1. In that (though not as to all) as to most of them, they are sins which 
many are guilt}' of. , 

2. Sins which have been acknowledged before the Lord on days of humili- 
ation appointed by authority, and yet not reformed. 

3. ^Iany of them not punished (and some of them not punishable) by men, 
therefore the Lord himself doth punish for them. 

QuKSTiON II. — What is to be done, that so these ccih may be reformed? 

Answer. — I. It would tend mucli to promote the interest of reformation, 
if all that are, in place, above others, do as to themselves and families, be- 
come every way exeniplary. Moses being to reform others, begHu with what 
concerned himself and his.
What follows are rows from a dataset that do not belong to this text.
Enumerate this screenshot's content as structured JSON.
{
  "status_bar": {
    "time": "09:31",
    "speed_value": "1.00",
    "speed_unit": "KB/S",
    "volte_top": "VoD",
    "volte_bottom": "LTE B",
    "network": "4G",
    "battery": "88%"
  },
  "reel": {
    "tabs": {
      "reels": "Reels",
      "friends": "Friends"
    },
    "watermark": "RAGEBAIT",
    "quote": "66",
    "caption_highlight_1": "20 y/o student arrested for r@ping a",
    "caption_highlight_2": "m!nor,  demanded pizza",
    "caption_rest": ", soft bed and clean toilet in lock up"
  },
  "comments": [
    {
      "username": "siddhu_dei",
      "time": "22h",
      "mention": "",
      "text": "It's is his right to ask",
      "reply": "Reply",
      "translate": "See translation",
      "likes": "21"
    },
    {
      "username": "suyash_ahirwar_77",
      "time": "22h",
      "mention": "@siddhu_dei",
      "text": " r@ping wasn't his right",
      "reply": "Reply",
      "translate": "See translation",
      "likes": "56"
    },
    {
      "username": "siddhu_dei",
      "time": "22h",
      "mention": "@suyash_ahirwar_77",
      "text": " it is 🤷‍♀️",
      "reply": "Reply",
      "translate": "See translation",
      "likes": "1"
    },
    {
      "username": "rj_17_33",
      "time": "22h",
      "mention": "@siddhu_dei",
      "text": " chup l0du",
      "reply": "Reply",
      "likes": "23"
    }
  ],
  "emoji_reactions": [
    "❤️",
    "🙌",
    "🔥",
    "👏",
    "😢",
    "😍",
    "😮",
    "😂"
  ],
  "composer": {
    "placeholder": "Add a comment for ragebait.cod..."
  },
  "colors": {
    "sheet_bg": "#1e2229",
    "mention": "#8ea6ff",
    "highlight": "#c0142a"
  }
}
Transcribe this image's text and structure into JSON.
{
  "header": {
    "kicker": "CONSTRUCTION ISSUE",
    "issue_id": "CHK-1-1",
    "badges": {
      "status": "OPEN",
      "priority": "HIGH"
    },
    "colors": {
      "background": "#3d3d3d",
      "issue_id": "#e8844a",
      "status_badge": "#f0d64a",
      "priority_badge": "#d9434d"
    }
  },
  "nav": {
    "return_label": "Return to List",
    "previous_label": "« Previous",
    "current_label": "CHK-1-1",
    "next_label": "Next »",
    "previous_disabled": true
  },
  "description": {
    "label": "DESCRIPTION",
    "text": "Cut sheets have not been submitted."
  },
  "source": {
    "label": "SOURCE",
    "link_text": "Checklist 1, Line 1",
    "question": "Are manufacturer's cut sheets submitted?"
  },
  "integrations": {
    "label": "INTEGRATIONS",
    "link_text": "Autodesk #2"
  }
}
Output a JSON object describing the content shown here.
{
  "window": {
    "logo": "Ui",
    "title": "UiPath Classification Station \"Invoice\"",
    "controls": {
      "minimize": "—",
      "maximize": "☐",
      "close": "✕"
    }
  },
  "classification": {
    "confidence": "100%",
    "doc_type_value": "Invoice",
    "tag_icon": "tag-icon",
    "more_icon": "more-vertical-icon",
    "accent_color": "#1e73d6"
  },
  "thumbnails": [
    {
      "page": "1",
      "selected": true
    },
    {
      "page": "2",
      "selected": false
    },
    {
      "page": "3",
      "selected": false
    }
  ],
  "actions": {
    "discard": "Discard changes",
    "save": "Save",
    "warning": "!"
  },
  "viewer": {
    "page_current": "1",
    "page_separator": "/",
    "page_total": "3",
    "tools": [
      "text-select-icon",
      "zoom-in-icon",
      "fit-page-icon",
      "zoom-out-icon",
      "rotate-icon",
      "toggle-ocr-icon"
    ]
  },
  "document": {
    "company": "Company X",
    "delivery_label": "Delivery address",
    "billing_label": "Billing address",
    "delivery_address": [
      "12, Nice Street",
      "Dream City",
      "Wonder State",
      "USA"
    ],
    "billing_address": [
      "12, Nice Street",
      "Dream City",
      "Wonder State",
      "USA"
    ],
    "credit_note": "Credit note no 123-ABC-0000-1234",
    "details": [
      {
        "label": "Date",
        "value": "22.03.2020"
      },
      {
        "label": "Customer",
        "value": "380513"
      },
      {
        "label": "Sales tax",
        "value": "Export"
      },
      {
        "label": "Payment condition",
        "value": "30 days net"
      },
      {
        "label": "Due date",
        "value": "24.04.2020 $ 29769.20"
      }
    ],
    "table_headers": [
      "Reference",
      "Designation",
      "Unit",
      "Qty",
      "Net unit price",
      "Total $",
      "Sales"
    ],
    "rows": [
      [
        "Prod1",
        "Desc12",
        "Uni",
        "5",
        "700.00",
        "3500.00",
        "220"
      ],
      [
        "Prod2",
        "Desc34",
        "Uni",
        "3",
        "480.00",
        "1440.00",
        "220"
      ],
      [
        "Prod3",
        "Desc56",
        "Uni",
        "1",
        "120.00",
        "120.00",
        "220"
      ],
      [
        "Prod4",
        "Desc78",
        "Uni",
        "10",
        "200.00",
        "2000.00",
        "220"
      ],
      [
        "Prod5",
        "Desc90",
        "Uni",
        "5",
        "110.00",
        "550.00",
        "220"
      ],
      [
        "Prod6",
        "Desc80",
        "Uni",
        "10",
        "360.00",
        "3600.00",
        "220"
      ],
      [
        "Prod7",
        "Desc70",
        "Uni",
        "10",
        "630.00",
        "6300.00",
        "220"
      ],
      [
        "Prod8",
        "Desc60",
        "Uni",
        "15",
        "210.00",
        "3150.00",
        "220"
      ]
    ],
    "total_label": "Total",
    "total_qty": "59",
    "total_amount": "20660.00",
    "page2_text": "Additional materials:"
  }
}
People are apt to follow the example of tiiose, 
that are above them, 2 Chron. 12. 1. Gal 2. 14. If then, there be a divided 
heart, or any other of the sins of the times, found in any degree among those 
(or any of them) that are leaders, either as to civil or ecclesiastical order, 
reformation there would have a great and happy influence upon many. 

II. In as much as the present standing generation (both as to leaders and 
people) is for the greater part another generation, than what was in AVw- 
England forty years ago, for us to declare our adherence to the faith and or- 
der of the gospel, according to what is in scripture expressed in the platform 
of discipline, may be likewise a good means both to recover those that have 
erred from the truth, and to prevent apostacy for the future. 

III. It is requisite that persons be not admitted unto communion in the 
Lord's supper, without making a personal and publick profession of their 
faith and repentance, either orally, or in some other way, so as shall be to the 
just satisfaction of the church; and that thcrelore both elders and churche.'; 
be duly watchl'ul and circujnspect in this matter, 1 Cor. 11. 28, 29- Acts 2. 
41, 42. Ezek. 44. 7,8,9- 

IV. In order to reformation, it is necessary that the discipline of Christ in 
the power of it should be upheld in the churches. It is evident from Christ'.^ 
epistles to the chinches in the lesser Asia, that the evils and degeneracies 
then prevailing among Christians, proceeded chiefly from the neglect of dis- 
cipline. It is a known and true observation, that remissness in the exerci>;e 


iif discipline, was altended with corruption of manners, and that did provoke 
the Enrd to give men up to strong dehisions in matters ofl'aith. Discipline 
is Cinisl's ordinance, both for tin; prevention of apostacy in churches, and to 
xecover them, when collapsed. And these New-JEiiglis/i churches are 
peculiar enga^^ements to he faithful unto Christ, and unto his truth in this mat- 
ter, by virtue of the church covenant, as also that the management of disci- 
pline according to the scrijiture, was the special design of our fathers in com- 
ing into this wilderness. The degeneracy of the rising generation (so much 
complained of) is in a great measure to be attributed inito neglects of this 
nature. If all church discipline, in these respects, were faithfully and dili- 
gently attended, not only towards parents, but also towards the children of 
the church, according to the rules of Christ, we may hope that the sunk and 
dying interest of religion will be revived, and a world of sin prevented for the 
future ; and that disputes respecting the subjects of baptism, would be com- 
fortably issued. 

V. it is requisite that utmost endeavours should be used, in order unto a full 
supply of officers in the churches, according to Christ's institution. The de- 
fect of these churches, on this account, is very lamentable, there being in most 
of the churches only one teaching officer, fur the burden of the whole congre- 
(^ation to lye upon. The Lord Clirist would not have instituted pastors, 
teachers, ruling-elders (nor the apostles have ordaine<l elders in every church, 
Acts 14. 23. Titus 1. O.J if he had not seen there was need of them for the 
good of his people ; and therefore for men to think, they can do well enough 
without them, is both to break the second commandment, and to reflect uf)on 
the wisdom of Christ, as if he did appoint unnecessary officers in his church. 
Experience hath evinced, that personal instruction and discipline, hath been 
an happy means to reform degenerated congregations ; yea, and owned by 
the Lord for the conversion of many souls: but where there are great congre- 
gations, it is impossible for one man, besides ids labours in publick